“Strong interest” from new and existing firms in seeking CILEx regulation


Open for business: CILEx law firms to hit the high street

Open for business: CILEx law firms to hit the high street

There has been strong interest from new and existing law firms in being overseen by the regulatory arm of the Chartered Institute of Legal Executives (CILEx), it said yesterday.

Having won approval from Parliament last year to regulate practices and all of the reserved legal activities, ILEX Professional Standards (IPS) said it had received expressions of interest from nearly 50 prospective businesses to be run by CILEx members.

Since applications opened on 5 January, it has also received “several enquiries from existing regulated legal firms as to whether they can switch to IPS as a regulator, including from multi-partner firms”.

IPS has been explicit in its desire to lure firms from other regulators, while warning that it should not be seen as a way to escape scrutiny or be judged by lower standards.

One of the first chartered legal executives to seek authorisation is Mark Winton, currently a consultant with Setfords, a new-breed firm that operates nationally on a consultant and fee-share model. He is a civil litigator who specialises in personal injury and credit hire work.

He said: “The fact that IPS have now been granted rights to regulate its members and law firms is the final piece in the jigsaw puzzle for me, as I can take everything I have learnt over the years and start operating independently… I’ve found the IPS model to be much more competitive than some other regulators.”

IPS also revealed that new entities will be able to complete a single proposal form to receive quotes from multiple professional indemnity insurers.

IPS chief executive Ian Watson said: “We have sought to make the process fair whilst maintaining rigour. So far as we can, we have tailored regulatory cost to the size and type of business that we’re going to regulate to make our regulatory offer attractive.

“Until now, CILEx members were not able to run their own firms independently delivering reserved legal activities. Before they can be considered for entity authorisation, a member must be approved by IPS to practise the relevant reserved activity independently.

“Practice rights applications for reserved activities take approximately three months to process, and we expect that once those eligible are granted the rights, we will then start to receive entity applications from our own membership.
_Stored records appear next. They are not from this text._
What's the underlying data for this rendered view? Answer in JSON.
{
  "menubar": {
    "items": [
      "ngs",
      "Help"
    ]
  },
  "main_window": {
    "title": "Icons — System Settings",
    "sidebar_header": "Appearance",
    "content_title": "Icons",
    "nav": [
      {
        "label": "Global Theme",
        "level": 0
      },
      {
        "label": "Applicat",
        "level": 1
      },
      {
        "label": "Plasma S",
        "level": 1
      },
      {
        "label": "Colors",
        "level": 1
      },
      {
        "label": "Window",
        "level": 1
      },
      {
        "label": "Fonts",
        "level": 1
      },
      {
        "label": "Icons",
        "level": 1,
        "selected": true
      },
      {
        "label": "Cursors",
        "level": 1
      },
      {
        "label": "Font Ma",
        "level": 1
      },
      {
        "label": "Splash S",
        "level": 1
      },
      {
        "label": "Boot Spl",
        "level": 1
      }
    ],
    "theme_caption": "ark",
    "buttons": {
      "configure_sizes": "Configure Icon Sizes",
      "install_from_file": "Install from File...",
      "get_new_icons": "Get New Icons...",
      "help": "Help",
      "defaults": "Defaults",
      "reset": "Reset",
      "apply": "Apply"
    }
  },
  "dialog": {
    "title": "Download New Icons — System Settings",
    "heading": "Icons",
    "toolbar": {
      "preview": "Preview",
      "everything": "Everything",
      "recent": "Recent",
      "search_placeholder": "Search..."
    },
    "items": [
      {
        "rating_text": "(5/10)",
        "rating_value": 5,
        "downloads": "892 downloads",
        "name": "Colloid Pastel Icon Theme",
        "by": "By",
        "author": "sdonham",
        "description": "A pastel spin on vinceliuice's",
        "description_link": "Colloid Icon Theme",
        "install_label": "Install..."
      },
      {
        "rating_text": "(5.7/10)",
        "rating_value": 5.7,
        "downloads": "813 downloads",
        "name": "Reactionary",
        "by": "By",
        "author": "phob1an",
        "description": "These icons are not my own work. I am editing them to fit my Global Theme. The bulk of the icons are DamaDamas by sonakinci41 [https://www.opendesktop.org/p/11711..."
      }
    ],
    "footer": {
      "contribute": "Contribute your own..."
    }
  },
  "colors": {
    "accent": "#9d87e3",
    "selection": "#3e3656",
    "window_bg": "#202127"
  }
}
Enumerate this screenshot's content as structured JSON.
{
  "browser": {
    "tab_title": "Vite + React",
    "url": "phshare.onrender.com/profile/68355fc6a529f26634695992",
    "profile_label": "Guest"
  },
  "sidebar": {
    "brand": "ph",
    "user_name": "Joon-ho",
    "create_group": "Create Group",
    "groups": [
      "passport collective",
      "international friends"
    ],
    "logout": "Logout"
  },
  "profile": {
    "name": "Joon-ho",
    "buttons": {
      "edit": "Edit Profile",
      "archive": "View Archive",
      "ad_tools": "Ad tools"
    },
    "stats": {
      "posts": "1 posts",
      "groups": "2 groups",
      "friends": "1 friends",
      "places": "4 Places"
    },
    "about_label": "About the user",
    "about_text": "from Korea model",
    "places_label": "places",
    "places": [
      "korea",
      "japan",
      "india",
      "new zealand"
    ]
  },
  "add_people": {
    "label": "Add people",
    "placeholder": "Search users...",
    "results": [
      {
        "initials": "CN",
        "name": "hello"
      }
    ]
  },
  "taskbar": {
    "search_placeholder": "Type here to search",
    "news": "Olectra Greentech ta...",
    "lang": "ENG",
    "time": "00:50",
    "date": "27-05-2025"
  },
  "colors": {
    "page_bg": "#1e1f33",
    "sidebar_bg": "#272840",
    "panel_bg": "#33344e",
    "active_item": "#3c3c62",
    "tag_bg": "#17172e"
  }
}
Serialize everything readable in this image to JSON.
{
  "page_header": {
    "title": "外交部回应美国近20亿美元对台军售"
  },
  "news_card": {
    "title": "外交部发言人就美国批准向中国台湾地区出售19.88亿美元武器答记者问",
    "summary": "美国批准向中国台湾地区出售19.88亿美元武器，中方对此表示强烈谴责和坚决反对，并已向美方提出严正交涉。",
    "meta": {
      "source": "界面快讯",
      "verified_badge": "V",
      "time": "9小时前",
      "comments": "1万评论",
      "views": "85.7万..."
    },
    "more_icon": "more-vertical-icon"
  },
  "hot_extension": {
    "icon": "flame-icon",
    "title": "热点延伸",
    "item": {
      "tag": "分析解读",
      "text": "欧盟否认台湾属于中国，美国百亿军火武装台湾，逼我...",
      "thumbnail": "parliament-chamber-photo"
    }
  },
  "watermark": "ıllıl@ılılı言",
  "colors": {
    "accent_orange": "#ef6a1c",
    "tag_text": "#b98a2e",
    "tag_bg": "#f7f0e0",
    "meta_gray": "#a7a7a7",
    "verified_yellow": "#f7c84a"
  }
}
We expect applications numbers to build gradually, but over time this will represent a significant market change.”

Solicitors would not have to make practice rights applications.

The Bar Standards Board also began accepting entity applications on 5 January, and last week said it had received expressions of interest from 18 prospective firms in the first few days.

Tags:




Leave a Comment

By clicking Submit you consent to Legal Futures storing your personal data and confirm you have read our Privacy Policy and section 5 of our Terms & Conditions which deals with user-generated content. All comments will be moderated before posting.

Required fields are marked *
Email address will not be published.

This site uses Akismet to reduce spam. Learn how your comment data is processed.

Reports

Our latest special report, produced in association with Temple Legal Protection, looks at the role of after-the-event (ATE) insurance in commercial litigation post-LASPO. We are at a time when insurers, solicitors, clients and litigation funders work ever more closely to create funding packages that work for all of them, with conditional fee and even damages-based agreements now part of many law firms’ armoury.

Blog

11 November 2019

Taking a strategic approach to cyber-risk

If you forced 10 cyber-criminals to sit through an average law firm’s IT committee meeting, they’d be turning themselves in to the National Crime Agency before it reached AOB.

Read More

Loading animation